Last weekend I was in a bee class in Portland, Oregon. They remove their honey supers around August 1st and start supplemental feeding. So, I thought I should do that, too. When I got back on Sunday, I started supplemental feeding.

Well, turns out that we don’t start that early in eastern Washington. The temperature in eastern Washington can be in the 80s and 90s well into September. We have a much longer growing season.

On Wednesday, I looked at the bees and there are a lot more of them. The hive boxes are heavier. It looks like they’ve been going gangbusters and I don’t have any honey supers on there.

I’ll look Sunday morning and see what they look like. There were certainly a lot of brood in the chambers. I may have to put a honey super on there just to give the bees some room.

In the meantime, I’m looking for a schedule for bees in eastern Washington.

Are they swarming again?

Are they getting ready to swarm or are they just warm?
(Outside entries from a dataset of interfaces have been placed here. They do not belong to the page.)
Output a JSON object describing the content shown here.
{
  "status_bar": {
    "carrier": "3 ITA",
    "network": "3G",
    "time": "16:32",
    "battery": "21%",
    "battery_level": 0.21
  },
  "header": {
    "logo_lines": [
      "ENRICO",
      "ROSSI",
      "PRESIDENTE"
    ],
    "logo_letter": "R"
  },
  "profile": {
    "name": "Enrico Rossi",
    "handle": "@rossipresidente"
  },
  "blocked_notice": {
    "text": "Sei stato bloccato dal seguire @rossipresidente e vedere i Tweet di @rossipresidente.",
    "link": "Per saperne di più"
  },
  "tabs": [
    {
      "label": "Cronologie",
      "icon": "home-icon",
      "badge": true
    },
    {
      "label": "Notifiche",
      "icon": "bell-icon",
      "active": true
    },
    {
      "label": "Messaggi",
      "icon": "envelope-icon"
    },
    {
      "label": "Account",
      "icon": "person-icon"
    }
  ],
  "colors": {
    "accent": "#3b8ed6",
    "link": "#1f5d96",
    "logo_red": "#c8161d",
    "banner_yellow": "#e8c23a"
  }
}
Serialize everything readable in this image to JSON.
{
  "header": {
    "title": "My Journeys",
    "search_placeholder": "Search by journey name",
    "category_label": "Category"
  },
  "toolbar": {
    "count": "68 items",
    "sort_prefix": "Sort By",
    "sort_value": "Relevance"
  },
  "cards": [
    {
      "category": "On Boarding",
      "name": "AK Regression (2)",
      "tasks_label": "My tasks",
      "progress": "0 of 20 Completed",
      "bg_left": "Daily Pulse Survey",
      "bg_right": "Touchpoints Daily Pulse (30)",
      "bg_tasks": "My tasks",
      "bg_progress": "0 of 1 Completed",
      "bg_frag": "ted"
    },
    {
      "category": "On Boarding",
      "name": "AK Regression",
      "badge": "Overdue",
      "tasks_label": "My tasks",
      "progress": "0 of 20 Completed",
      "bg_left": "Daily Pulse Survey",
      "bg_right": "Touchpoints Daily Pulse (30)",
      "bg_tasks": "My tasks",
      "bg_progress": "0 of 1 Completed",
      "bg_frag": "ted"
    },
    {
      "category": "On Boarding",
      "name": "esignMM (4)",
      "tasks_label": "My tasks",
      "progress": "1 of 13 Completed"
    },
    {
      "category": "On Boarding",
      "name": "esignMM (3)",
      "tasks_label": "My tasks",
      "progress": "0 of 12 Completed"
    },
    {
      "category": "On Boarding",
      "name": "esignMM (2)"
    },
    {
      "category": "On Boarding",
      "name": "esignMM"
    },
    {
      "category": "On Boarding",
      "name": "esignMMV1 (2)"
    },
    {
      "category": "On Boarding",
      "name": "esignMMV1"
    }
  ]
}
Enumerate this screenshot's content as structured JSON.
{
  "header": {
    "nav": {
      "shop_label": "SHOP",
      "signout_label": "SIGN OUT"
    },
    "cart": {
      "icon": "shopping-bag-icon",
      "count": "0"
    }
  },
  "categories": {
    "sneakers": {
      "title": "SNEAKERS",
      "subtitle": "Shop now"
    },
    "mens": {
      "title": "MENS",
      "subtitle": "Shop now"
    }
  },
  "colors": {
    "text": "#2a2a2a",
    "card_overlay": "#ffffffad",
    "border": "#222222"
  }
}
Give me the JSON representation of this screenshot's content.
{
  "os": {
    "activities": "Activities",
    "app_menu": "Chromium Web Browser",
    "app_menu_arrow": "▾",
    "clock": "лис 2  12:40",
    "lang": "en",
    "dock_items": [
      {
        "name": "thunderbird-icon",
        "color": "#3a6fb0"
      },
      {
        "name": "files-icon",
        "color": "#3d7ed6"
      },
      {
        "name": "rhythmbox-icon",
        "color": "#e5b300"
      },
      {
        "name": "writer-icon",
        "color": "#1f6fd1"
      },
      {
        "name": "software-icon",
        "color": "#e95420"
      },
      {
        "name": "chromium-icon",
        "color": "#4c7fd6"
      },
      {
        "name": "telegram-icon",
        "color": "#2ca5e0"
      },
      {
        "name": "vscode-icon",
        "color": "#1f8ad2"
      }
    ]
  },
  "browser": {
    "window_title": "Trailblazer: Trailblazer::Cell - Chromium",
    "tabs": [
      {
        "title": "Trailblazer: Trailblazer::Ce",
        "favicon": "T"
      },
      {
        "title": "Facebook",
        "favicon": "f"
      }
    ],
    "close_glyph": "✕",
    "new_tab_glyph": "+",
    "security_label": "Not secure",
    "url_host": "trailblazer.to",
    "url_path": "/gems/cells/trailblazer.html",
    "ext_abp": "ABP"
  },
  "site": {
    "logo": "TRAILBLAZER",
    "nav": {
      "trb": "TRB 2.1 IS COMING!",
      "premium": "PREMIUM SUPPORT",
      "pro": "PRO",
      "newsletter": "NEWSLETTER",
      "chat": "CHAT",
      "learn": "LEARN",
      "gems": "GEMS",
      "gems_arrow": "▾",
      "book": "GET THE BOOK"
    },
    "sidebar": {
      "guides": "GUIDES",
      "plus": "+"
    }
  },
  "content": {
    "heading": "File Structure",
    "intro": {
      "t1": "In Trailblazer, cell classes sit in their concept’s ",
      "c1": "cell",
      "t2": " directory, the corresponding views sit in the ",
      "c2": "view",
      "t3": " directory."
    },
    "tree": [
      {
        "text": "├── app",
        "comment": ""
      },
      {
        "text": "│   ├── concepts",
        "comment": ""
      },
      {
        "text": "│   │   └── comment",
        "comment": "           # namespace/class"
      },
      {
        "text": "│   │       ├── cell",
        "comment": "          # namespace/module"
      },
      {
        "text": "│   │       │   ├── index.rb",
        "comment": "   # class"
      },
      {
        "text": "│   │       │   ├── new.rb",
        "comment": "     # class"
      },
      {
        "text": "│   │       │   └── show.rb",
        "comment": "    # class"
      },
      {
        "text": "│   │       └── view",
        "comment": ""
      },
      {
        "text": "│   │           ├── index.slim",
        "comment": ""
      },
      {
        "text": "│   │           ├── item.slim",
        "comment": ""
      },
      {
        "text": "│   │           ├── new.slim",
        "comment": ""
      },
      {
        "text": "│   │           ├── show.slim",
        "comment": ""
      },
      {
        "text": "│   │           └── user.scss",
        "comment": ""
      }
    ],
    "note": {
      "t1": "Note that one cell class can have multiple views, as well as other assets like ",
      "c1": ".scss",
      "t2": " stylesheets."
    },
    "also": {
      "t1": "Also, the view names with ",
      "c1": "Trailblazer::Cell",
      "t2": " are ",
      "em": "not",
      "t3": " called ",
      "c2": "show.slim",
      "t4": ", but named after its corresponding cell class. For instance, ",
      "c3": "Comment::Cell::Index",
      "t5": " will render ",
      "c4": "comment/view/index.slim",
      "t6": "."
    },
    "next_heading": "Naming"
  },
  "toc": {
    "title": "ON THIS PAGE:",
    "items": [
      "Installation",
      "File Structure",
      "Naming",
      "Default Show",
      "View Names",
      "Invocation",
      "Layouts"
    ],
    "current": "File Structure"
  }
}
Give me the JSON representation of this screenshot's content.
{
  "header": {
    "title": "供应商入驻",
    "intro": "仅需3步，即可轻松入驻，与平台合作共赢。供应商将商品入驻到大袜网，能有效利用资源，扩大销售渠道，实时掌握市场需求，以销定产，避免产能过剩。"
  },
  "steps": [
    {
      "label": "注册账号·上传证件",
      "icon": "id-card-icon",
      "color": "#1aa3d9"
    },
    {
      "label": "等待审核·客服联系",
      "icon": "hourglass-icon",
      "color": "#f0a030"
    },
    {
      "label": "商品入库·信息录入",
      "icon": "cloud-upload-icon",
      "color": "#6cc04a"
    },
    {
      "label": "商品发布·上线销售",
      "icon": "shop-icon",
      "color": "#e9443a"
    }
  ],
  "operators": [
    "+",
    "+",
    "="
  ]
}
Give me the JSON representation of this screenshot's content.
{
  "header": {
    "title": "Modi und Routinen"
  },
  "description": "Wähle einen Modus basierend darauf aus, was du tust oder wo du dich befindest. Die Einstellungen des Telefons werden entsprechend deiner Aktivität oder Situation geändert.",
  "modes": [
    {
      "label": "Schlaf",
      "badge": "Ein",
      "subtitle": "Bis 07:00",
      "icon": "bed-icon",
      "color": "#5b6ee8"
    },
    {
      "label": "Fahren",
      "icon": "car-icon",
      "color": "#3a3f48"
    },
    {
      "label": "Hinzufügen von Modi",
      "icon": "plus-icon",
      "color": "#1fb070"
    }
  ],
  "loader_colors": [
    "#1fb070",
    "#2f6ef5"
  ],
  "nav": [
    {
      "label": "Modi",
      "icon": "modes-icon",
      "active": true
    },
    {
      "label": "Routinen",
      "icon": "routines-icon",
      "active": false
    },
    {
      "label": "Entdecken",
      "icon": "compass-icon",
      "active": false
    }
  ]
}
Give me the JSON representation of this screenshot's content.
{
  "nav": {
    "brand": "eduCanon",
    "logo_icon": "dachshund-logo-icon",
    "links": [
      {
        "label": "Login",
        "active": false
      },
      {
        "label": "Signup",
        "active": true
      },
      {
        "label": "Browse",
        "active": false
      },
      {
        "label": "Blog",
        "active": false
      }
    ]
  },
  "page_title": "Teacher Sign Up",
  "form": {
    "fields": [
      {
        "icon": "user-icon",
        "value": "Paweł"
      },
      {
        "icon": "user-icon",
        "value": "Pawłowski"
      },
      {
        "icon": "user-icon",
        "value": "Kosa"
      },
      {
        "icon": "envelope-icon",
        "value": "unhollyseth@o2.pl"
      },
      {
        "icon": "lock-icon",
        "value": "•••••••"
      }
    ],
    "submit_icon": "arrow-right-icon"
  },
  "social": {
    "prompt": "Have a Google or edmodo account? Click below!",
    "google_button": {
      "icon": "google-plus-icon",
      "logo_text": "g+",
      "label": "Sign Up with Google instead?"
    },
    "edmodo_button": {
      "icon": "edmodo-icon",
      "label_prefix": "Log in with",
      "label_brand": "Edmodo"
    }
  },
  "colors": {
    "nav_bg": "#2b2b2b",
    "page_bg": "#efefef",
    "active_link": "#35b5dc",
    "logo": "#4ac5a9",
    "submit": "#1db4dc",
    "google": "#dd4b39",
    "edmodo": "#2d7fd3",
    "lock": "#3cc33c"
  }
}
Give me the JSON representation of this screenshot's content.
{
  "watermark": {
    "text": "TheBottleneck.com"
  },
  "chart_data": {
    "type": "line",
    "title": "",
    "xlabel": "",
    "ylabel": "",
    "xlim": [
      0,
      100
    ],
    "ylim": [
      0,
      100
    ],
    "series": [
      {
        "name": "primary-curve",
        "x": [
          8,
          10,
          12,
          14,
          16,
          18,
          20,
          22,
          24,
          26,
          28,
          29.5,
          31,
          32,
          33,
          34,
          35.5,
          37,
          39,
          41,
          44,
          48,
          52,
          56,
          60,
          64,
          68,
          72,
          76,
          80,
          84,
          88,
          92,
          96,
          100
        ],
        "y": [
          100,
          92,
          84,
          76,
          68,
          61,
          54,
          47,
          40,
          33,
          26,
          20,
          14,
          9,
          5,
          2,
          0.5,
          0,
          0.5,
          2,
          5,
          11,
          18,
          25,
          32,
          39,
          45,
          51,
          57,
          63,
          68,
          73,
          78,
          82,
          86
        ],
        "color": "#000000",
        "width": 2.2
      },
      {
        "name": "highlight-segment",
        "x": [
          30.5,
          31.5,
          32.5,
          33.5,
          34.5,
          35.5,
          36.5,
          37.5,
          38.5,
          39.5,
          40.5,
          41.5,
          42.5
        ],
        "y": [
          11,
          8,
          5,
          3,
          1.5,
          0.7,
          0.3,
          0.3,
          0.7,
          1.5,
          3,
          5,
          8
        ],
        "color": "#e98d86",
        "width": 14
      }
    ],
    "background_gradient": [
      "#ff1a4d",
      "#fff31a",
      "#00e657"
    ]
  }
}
Are they getting ready to swarm or are they just warm?

I know this is kind of late in the year for a swarm, but I’ve already had one. It happened right around July 4th. When I checked it on August 18, I noticed there were almost no bees in there and almost no honey.

So, I’m nervous about another swarm.

When I checked them again on August 25, the one hive was doing great. Lots of honey, lots of action. But there was some weird stuff in there that it turns out was wax moth larvae.

So this weekend, I’m going to get myself a pair of needle nose pliers and start picking those things out. I hope its not too late.

As for the moths themselves, I found a homemade recipe for attracting and killing moths. Here’s what you’ll need:

  • 1 two-liter plastic bottle
  • 1 cup water
  • 1 cup sugar
  • 1/2 cup vinegar
  • 1 banana peel


  1. Cut a one-inch hole right below the taper in the top of the bottle.
  2. Boil water and add sugar to dissolve. Let cool.
  3. Add mixture to bottle, along with vinegar and banana peel.
  4. Let ferment for a day or two.
  5. Hang near hives.

I’m told this will attract moths into the bottle, where, like the roach motel, they can check in, but they can’t check out. Same goes for wasps.

I’m checking it out now. Saw a bunch of wasps in there and some fruit flies. But no wasps, although I wasn’t looking very hard  because it was almost dark.

My Bee Adventures

I started raising bees this spring in April 2013. I’ve done a poor job of keeping up my written journal, primarily because I never have it with me.

This is my attempt at chronicling what I learn, what I want to learn, questions I have and most of all, documenting the numerous mistakes I’m making so I don’t make them again.

Now it’s getting toward fall and I’m looking to learn more. I figured I’d also repost interesting stuff I see about bees.

I’m also trying to figure out WordPress blogging too.

Blog at WordPress.com.